--- Brief ---
The entries below should be repeated exactly, with no pictures carried over.

--- Available data ---

^^^^^^^^^^^^^^^^

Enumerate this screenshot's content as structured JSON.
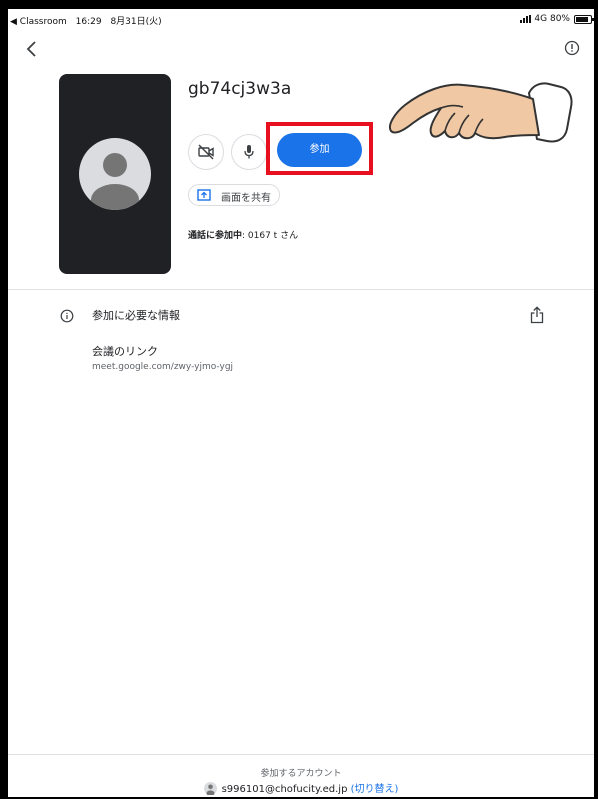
{
  "status_bar": {
    "back_app": "◀ Classroom",
    "time": "16:29",
    "date": "8月31日(火)",
    "network": "4G",
    "battery": "80%"
  },
  "meeting": {
    "code": "gb74cj3w3a",
    "join_label": "参加",
    "share_label": "画面を共有",
    "in_call_prefix": "通話に参加中",
    "in_call_rest": ": 0167 t さん"
  },
  "info": {
    "title": "参加に必要な情報",
    "link_label": "会議のリンク",
    "link_url": "meet.google.com/zwy-yjmo-ygj"
  },
  "account": {
    "label": "参加するアカウント",
    "email": "s996101@chofucity.ed.jp",
    "switch_prefix": " (",
    "switch_label": "切り替え",
    "switch_suffix": ")"
  },
  "colors": {
    "accent": "#1a73e8",
    "highlight": "#e8101e",
    "tile": "#202124"
  }
}
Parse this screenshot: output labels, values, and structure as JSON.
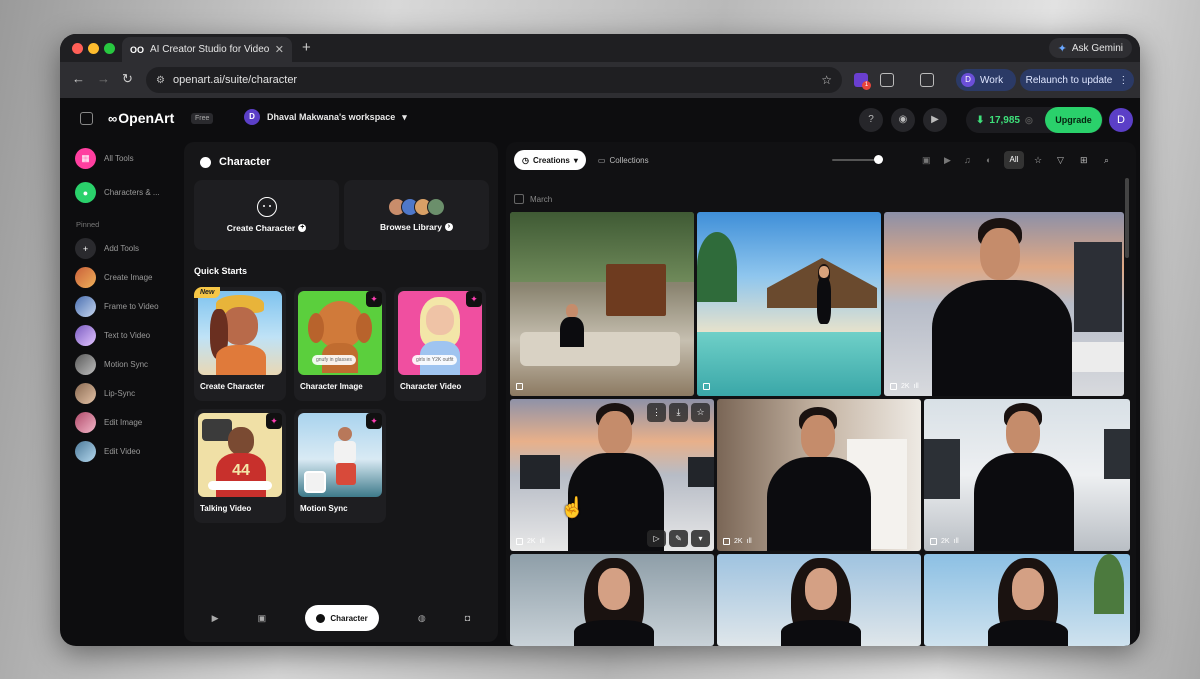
{
  "browser": {
    "tab_title": "AI Creator Studio for Video &",
    "tab_favicon": "OO",
    "url": "openart.ai/suite/character",
    "gemini_label": "Ask Gemini",
    "profile_initial": "D",
    "profile_label": "Work",
    "relaunch_label": "Relaunch to update",
    "ext_badge": "1"
  },
  "app": {
    "logo": "OpenArt",
    "plan_badge": "Free",
    "workspace_initial": "D",
    "workspace_name": "Dhaval Makwana's workspace",
    "credits": "17,985",
    "upgrade_label": "Upgrade",
    "user_initial": "D"
  },
  "rail": {
    "all_tools": "All Tools",
    "characters": "Characters & ...",
    "pinned_label": "Pinned",
    "items": [
      "Add Tools",
      "Create Image",
      "Frame to Video",
      "Text to Video",
      "Motion Sync",
      "Lip-Sync",
      "Edit Image",
      "Edit Video"
    ]
  },
  "panel": {
    "title": "Character",
    "create_character": "Create Character",
    "browse_library": "Browse Library",
    "quick_starts": "Quick Starts",
    "new_badge": "New",
    "cards": [
      "Create Character",
      "Character Image",
      "Character Video",
      "Talking Video",
      "Motion Sync"
    ],
    "chip_image": "gnufy in glasses",
    "chip_video": "girls in Y2K outfit",
    "bottom_active": "Character"
  },
  "creations": {
    "tab_creations": "Creations",
    "tab_collections": "Collections",
    "filter_all": "All",
    "month": "March",
    "tag_2k": "2K"
  },
  "colors": {
    "accent_green": "#2ad16b",
    "brand_purple": "#5b3fc7",
    "pin_pink": "#ff3fb4"
  }
}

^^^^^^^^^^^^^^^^

--- Response to the exercise ---
Enumerate this screenshot's content as structured JSON.
{
  "status_bar": {
    "back_app": "◀ Classroom",
    "time": "16:29",
    "date": "8月31日(火)",
    "network": "4G",
    "battery": "80%"
  },
  "meeting": {
    "code": "gb74cj3w3a",
    "join_label": "参加",
    "share_label": "画面を共有",
    "in_call_prefix": "通話に参加中",
    "in_call_rest": ": 0167 t さん"
  },
  "info": {
    "title": "参加に必要な情報",
    "link_label": "会議のリンク",
    "link_url": "meet.google.com/zwy-yjmo-ygj"
  },
  "account": {
    "label": "参加するアカウント",
    "email": "s996101@chofucity.ed.jp",
    "switch_prefix": " (",
    "switch_label": "切り替え",
    "switch_suffix": ")"
  },
  "colors": {
    "accent": "#1a73e8",
    "highlight": "#e8101e",
    "tile": "#202124"
  }
}
Parse this screenshot: output labels, values, and structure as JSON.
{
  "browser": {
    "tab_title": "AI Creator Studio for Video &",
    "tab_favicon": "OO",
    "url": "openart.ai/suite/character",
    "gemini_label": "Ask Gemini",
    "profile_initial": "D",
    "profile_label": "Work",
    "relaunch_label": "Relaunch to update",
    "ext_badge": "1"
  },
  "app": {
    "logo": "OpenArt",
    "plan_badge": "Free",
    "workspace_initial": "D",
    "workspace_name": "Dhaval Makwana's workspace",
    "credits": "17,985",
    "upgrade_label": "Upgrade",
    "user_initial": "D"
  },
  "rail": {
    "all_tools": "All Tools",
    "characters": "Characters & ...",
    "pinned_label": "Pinned",
    "items": [
      "Add Tools",
      "Create Image",
      "Frame to Video",
      "Text to Video",
      "Motion Sync",
      "Lip-Sync",
      "Edit Image",
      "Edit Video"
    ]
  },
  "panel": {
    "title": "Character",
    "create_character": "Create Character",
    "browse_library": "Browse Library",
    "quick_starts": "Quick Starts",
    "new_badge": "New",
    "cards": [
      "Create Character",
      "Character Image",
      "Character Video",
      "Talking Video",
      "Motion Sync"
    ],
    "chip_image": "gnufy in glasses",
    "chip_video": "girls in Y2K outfit",
    "bottom_active": "Character"
  },
  "creations": {
    "tab_creations": "Creations",
    "tab_collections": "Collections",
    "filter_all": "All",
    "month": "March",
    "tag_2k": "2K"
  },
  "colors": {
    "accent_green": "#2ad16b",
    "brand_purple": "#5b3fc7",
    "pin_pink": "#ff3fb4"
  }
}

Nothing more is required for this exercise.